"What about our life is quintessentially gay?" I asked my partner this morning. I haven't been an active part of the public LGBT movement in nearly eight years.
"Everything about our life is gay," she replied. "Gayness follows us."
I weighed her words. I walk our second grader to school with a cousinthe daughter of a lesbian couple who's known my daughter since babyhood and now happens to live one block away. Gay.
I grind the coffee, pour water into the pot, pet my dog, and every morning, I pour three vitamins into a sushi soy sauce tray. Gay.
At night, I pull my car into the garage, careful not to run over any bikes or scooters, and I gather my belongings from the day. Gay. Okay. We have a small house just outside Chicago which fits our family perfectly. Gay or not so gay?
By day, I'm a nonprofit communicator. Not so gay. By night, I alternate between multi-eyed couch potato and budding blogger. Always gay, public sometimes. It isn't that I spend any time in the closet, but there are full days now where being gay just never comes up. My life is consumed by other things: Soccer registration, playdates, homework.
Our eldest daughter, my partner's by birth and mine by love and assertion, has become a brilliant poet and an insightful advocate for safe and respectful education. She is a college junior in Madison. Our youngest daughter, the one still living happily at home, is an observer, a scientist, a humorous child who appreciates irony and sarcasm and doesn't much care for babies who aren't related to her. She likes Pokémon and Temple Run and B96 Radio, still goes to bed at 8 o'clock and never met an olive she didn't like. Gayness figures into their lives, too, of course. Some days more than others.
Recently, the second-grader wore a shirt to school that I thought she had outgrown. It's been hers since before she was born. "I [heart] my moms" it says on the front. "Fighting for our rights" it says on the back.
"People will know you have two moms if you wear that, won't they?" I asked her. "Although most of them already know." I didn't want to stir up trouble if there wasn't any brewing, but the shirt was a 4T. I never intended her to wear it on her own and I needed to know if she understood what she was doing.
I shouldn't have worried. She was ready to stand her ground. "Fighting for our rights," she read aloud before pulling the shirt on over her head. She seemed to ponder that a moment, and then come to a decision. "I can do that!" she exclaimed, throwing a couple mock karate kicks. "I can do karate, or guns."
"This doesn't require that kind of fighting."
"What kind of fighting, then?" She seemed genuinely surprised, tilting her head as if to take in my full response, but before I could conjure an explanation, she answered herself. "Fighting with words."
"That's right!" I said. "We've got to fight for what's right with our words." She remembered aloud how Dr. Martin Luther King Jr. told us to fight with our words and not guns or fists, and then she came back to the shirt, to the parallel fight, the one she was suddenly wearing in purple across her chest.

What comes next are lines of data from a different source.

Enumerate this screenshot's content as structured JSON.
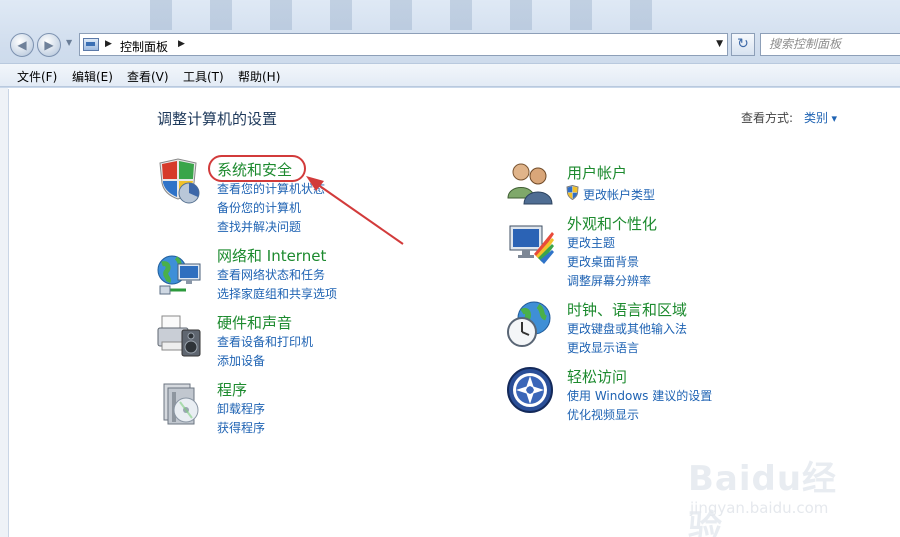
{
  "window": {
    "address": "控制面板",
    "search_placeholder": "搜索控制面板"
  },
  "menu": [
    "文件(F)",
    "编辑(E)",
    "查看(V)",
    "工具(T)",
    "帮助(H)"
  ],
  "page": {
    "title": "调整计算机的设置",
    "view_by_label": "查看方式:",
    "view_by_value": "类别"
  },
  "categories": {
    "system_security": {
      "title": "系统和安全",
      "links": [
        "查看您的计算机状态",
        "备份您的计算机",
        "查找并解决问题"
      ]
    },
    "network": {
      "title": "网络和 Internet",
      "links": [
        "查看网络状态和任务",
        "选择家庭组和共享选项"
      ]
    },
    "hardware": {
      "title": "硬件和声音",
      "links": [
        "查看设备和打印机",
        "添加设备"
      ]
    },
    "programs": {
      "title": "程序",
      "links": [
        "卸载程序",
        "获得程序"
      ]
    },
    "user_accounts": {
      "title": "用户帐户",
      "links": [
        "更改帐户类型"
      ]
    },
    "appearance": {
      "title": "外观和个性化",
      "links": [
        "更改主题",
        "更改桌面背景",
        "调整屏幕分辨率"
      ]
    },
    "clock": {
      "title": "时钟、语言和区域",
      "links": [
        "更改键盘或其他输入法",
        "更改显示语言"
      ]
    },
    "ease": {
      "title": "轻松访问",
      "links": [
        "使用 Windows 建议的设置",
        "优化视频显示"
      ]
    }
  },
  "icons": {
    "back": "back-arrow-icon",
    "forward": "forward-arrow-icon",
    "refresh": "refresh-icon",
    "control_panel": "control-panel-icon"
  },
  "colors": {
    "category_title": "#1c8a2e",
    "link": "#1f63b3",
    "annotation": "#d23b3b"
  },
  "watermark": {
    "brand": "Baidu经验",
    "url": "jingyan.baidu.com"
  }
}
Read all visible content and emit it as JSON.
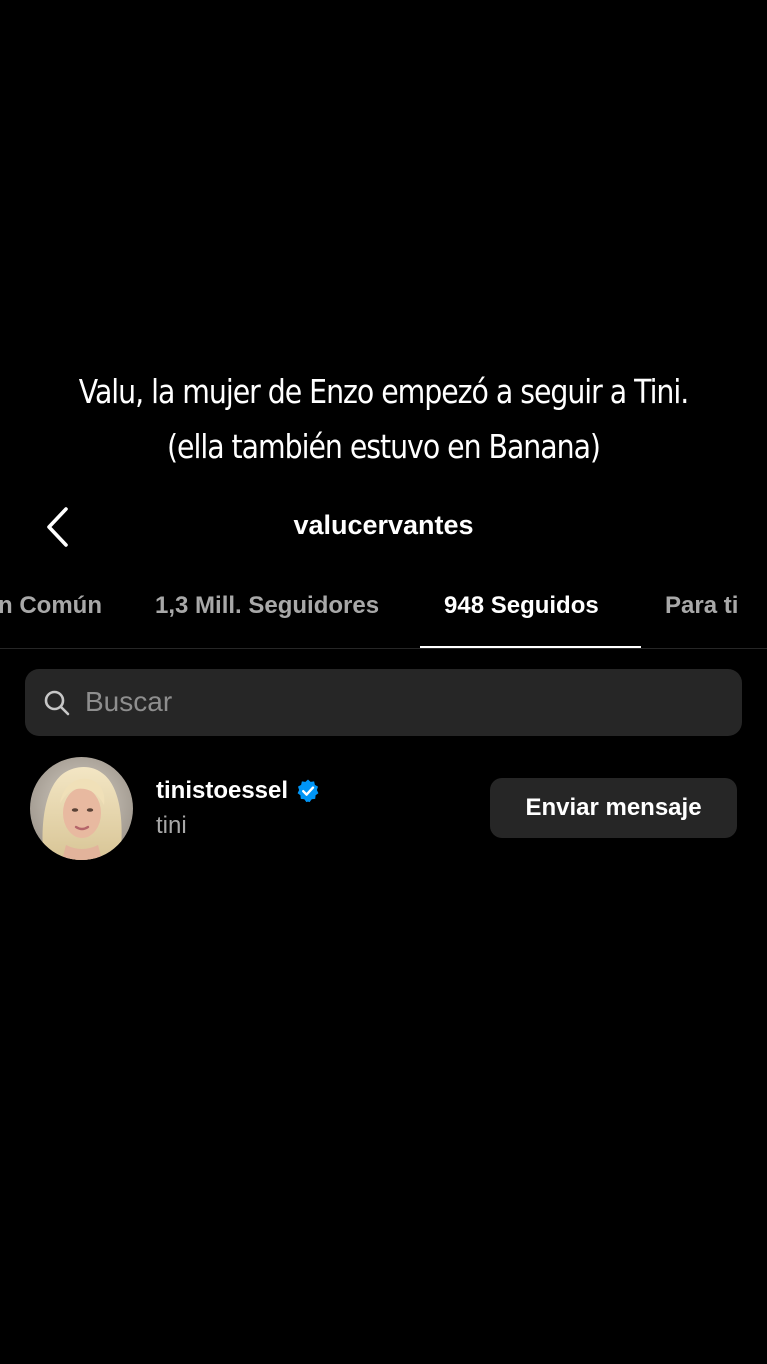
{
  "caption": {
    "line1": "Valu, la mujer de Enzo empezó a seguir a Tini.",
    "line2": "(ella también estuvo en Banana)"
  },
  "header": {
    "title": "valucervantes",
    "back_icon": "chevron-left-icon"
  },
  "tabs": [
    {
      "label": "n Común",
      "active": false
    },
    {
      "label": "1,3 Mill. Seguidores",
      "active": false
    },
    {
      "label": "948 Seguidos",
      "active": true
    },
    {
      "label": "Para ti",
      "active": false
    }
  ],
  "search": {
    "placeholder": "Buscar",
    "icon": "search-icon"
  },
  "users": [
    {
      "username": "tinistoessel",
      "full_name": "tini",
      "verified": true,
      "button_label": "Enviar mensaje"
    }
  ],
  "colors": {
    "background": "#000000",
    "surface": "#262626",
    "muted_text": "#a8a8a8",
    "placeholder_text": "#8e8e8e",
    "verified_blue": "#0095f6"
  }
}
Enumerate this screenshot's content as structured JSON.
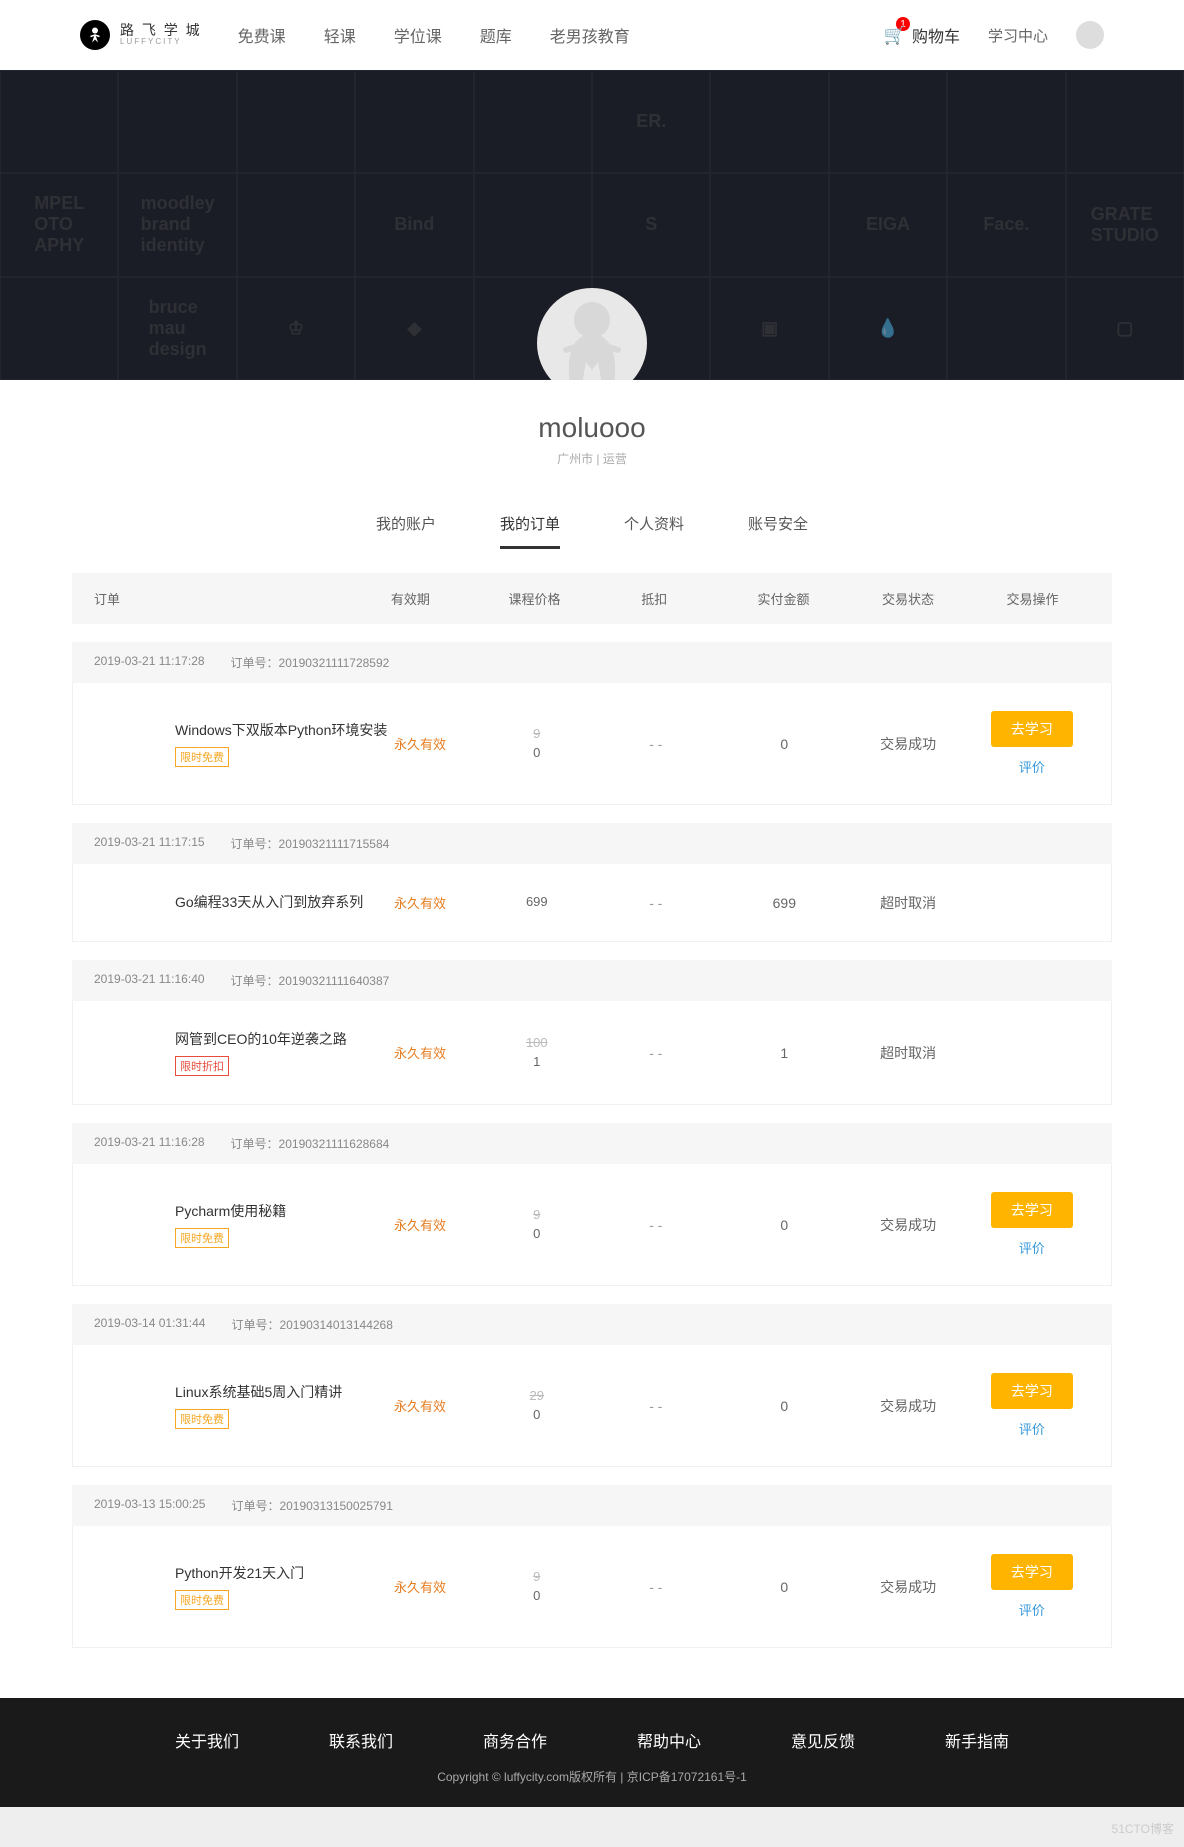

"Is that because people think gay is bad?" she asked.
"Yes. People sometimes think gay is bad when they don't think they know any gay people. People have a lot of wrong ideas about things they don't understand." She nodded decisively and began brushing her teeth. This was not a new question in our house, and she'd heard this answer many times.
At the end of the day, she reported only one negative comment. "You can't have two moms," an older student apparently said. "Yes you can," my daughter replied. "No, you can't," insisted the girl. My daughter stopped, looked at the girl and said, "Well I do."
This is what I know: The more we tell our lives as they are, the more we create a world where it is safe to do so. Same-sex partners may soon be able to fill out joint U.S. customs forms when we travel, and the Defense of Marriage Act is on its way out. Who knew we'd see all this in our lifetimes? It's because of stories, advocacy and strategy, and LGBT people all around us who've decided to take up space. So let's take up space together.
I'll tell you my story. Will you tell yours?
RoiAnn Phillips tried the urban actor/activist thing for 15 years or so, and finally found her calling as a west suburban soccer mom. She has a partner, two daughtersone by adoption and one by falling in love with her momtwo dogs, two cars and two cats. And every Friday, she steals an hour or two for blogging at Are You the Babysitter? [http://areyouthebabysitter.wordpress.com]